What is AIGA’s position on spec work? And how are ethical standards determined?
The web's impact on traditional business practices and spec work—speculative work done prior to engagement with a client in anticipation of being paid—recently reinvigorated discussions of ethics and professional standards for the design industry. In addition to prompting AIGA to re-examine its own position on spec work, through a task force led by members of the national board of directors, these conversations also raised the question of who determines an ethical standard.
AIGA believes that a professional association should not be a monolithic authority releasing edicts for all to observe. Rather, the ethics of a profession should emerge from its members, reflecting the tacit agreement of a profession on behavior that is deemed appropriate, respectful and honorable. An association may articulate the implicit standards of integrity, but it does not set them. And as social, professional and business conditions change, it is important to restate positions so they are relevant to the context in which they will be applied—in this case, AIGA's position on spec work.
Changes in context that require a refinement of AIGA's approach
The internet has radically changed the means of soliciting and offering design, democratizing participation in creative endeavors paid and free, commissioned and speculative. This warrants a change in the approach AIGA takes toward spec work, even while holding firm to the core belief that spec work embodies inherent risks.
In a world where visual communication is increasingly prevalent, necessary and demanding, the profession's role should not be to reduce the pursuit of visual creativity by the masses. AIGA, on behalf of the design profession, is committed to improving the visual literacy of business, government and society, and to help them understand the true value of design well executed. The design profession should not position itself against the popular pursuit of creative endeavors. But design is not merely a form of creative expression, and AIGA must also promote the designer's ability to solve problems, think strategically and make the intangible tangible.
AIGA's revised position on spec work
AIGA acknowledges that spec work has long been practiced, continues to occur and may indeed be increasing, particularly as the internet alters and augments solicitation, bidding, marketing and distribution practices. The AIGA board, in consultation with a number of interested members, recently revisited AIGA's long-standing policy against spec work in the context of changing dynamics in the marketplace.
As an institution that is a reflection of its membership, AIGA encourages designers to exercise their individual decision-making rights to engage in design as they see fit. AIGA's role is to extend an understanding of the risks associated with certain practices—risks to the individual designer, the client and the profession as a whole.
AIGA's official position on spec work
AIGA, the professional association for design, believes that professional designers should be compensated fairly for the value of their work and should negotiate the ownership or use rights of their intellectual and creative property through an engagement with clients.
AIGA acknowledges that speculative work occurs among clients and designers.
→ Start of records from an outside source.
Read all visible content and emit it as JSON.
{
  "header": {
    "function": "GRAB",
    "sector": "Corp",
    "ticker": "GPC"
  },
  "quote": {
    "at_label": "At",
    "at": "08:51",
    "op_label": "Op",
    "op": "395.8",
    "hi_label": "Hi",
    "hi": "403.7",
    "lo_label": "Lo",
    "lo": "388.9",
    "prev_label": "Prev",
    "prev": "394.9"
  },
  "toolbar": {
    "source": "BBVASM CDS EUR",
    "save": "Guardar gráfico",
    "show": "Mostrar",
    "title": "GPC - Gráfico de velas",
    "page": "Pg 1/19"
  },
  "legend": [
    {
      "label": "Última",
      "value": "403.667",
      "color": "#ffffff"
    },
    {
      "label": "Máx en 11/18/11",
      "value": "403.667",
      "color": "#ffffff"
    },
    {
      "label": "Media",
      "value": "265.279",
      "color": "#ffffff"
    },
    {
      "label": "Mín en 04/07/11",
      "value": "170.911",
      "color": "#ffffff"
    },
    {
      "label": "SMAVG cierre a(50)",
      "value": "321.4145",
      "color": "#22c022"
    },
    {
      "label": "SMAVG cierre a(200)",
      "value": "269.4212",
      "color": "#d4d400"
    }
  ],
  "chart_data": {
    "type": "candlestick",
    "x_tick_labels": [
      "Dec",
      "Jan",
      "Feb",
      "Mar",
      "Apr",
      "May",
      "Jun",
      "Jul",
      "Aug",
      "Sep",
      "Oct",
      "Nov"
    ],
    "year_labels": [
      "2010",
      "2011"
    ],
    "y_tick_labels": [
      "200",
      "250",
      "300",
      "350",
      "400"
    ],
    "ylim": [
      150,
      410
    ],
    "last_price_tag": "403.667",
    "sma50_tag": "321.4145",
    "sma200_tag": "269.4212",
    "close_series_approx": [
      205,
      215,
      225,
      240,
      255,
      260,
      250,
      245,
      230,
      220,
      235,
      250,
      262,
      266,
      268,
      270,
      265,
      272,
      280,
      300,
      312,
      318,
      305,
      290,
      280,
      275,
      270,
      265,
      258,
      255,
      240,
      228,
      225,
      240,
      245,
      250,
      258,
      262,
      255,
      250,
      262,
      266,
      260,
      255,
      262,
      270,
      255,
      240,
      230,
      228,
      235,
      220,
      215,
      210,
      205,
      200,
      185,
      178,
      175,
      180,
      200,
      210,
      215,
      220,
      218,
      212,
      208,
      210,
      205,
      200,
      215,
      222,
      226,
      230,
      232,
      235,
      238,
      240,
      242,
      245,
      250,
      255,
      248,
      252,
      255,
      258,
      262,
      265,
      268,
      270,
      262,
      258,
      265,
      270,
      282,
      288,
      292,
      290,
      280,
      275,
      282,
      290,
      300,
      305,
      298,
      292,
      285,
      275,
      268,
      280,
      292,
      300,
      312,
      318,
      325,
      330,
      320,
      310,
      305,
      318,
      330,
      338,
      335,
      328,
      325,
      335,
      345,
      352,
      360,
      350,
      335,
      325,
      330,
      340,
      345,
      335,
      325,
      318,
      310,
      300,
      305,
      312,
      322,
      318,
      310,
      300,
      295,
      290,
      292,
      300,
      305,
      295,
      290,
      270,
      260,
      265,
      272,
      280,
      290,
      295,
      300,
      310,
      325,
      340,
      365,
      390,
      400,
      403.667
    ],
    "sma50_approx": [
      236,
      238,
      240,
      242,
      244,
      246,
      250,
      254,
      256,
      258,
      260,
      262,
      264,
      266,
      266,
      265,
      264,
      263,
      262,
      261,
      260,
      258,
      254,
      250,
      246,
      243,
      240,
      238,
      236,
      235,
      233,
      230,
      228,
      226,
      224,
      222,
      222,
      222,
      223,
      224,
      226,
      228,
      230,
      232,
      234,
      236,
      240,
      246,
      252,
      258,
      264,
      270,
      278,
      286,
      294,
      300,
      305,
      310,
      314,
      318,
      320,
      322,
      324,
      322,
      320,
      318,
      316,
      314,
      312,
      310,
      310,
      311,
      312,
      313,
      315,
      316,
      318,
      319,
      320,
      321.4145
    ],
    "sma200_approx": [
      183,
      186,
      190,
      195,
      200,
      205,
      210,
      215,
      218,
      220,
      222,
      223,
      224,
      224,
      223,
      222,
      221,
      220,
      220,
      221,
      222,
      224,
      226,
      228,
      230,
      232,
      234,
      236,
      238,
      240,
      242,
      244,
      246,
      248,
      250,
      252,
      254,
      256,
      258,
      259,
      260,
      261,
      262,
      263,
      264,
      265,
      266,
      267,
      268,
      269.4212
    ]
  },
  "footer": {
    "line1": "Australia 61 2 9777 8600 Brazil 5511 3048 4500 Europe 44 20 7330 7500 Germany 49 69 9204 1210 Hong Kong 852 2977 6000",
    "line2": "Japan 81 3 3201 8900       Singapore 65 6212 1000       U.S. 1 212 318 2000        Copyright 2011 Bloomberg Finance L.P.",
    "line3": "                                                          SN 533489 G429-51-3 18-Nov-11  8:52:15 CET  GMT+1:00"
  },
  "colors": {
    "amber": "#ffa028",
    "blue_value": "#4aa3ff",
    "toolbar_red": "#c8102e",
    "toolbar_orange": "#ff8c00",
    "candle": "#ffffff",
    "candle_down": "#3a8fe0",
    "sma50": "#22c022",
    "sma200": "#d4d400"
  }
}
Instead of working speculatively, AIGA strongly encourages designers to enter into projects with full engagement to continue to show the value of their creative endeavor. Designers and clients should be aware of all potential risks before entering into speculative work.
AIGA is committed to informing designers, students, educators, clients and the general public on the risks of compromising the design process through information, materials and services that can help in forging a healthy working relationship between designers and their clients.
AIGA maintains that speculative work can compromise the benefits of effective design for both clients and designers. A designer fully engaged in a client's challenges is as necessary to an effective solution as it is fair in terms of compensating creative and professional efforts. With the current trends and practices of open source creative development and online bidding for work, the designer and client will engage as they see fit, although they should assume responsibility for risks involved in spec work should they choose that course.
It is the duty of AIGA to continue to inform the public, business and the design community of the potential risks of spec work, including implications for the quality of the outcome, intellectual property rights and economic fairness. In the long run, AIGA is committed to encouraging creative expression and enhancing visual literacy for all. It is our hope and belief that only through education will the understanding and appreciation of professional design be extended and perpetuated.
About the Author: Richard Grefé is the director emeritus of AIGA, the professional association for design, the oldest and largest professional association of designers in the United States representing the interests of 27,000 designers working in a variety of communication media and dimensions, ranging from type and book designers to new media and experience designers. AIGA, o ver twenty years under Ric’s aegis, has become a leading advocate for the value of designing, as a way of thinking and as a means of creating strategic value for business, the civic realm and social change. Currently he is teaching “Human-centered designn for social change” at Wesleyan University. Ric earned a BA from Dartmouth College in economics, worked in intelligence in Asia, reported from the Bronx County Courthouse for AP, wrote for Time magazine on business and the economy and then earned an MBA from Stanford Graduate School of Business. Following an early career in urban design and public policy consulting, Ric managed the association responsible for strategic planning and legislative advocacy for public television and led a think tank on the future of public television and radio in Washington.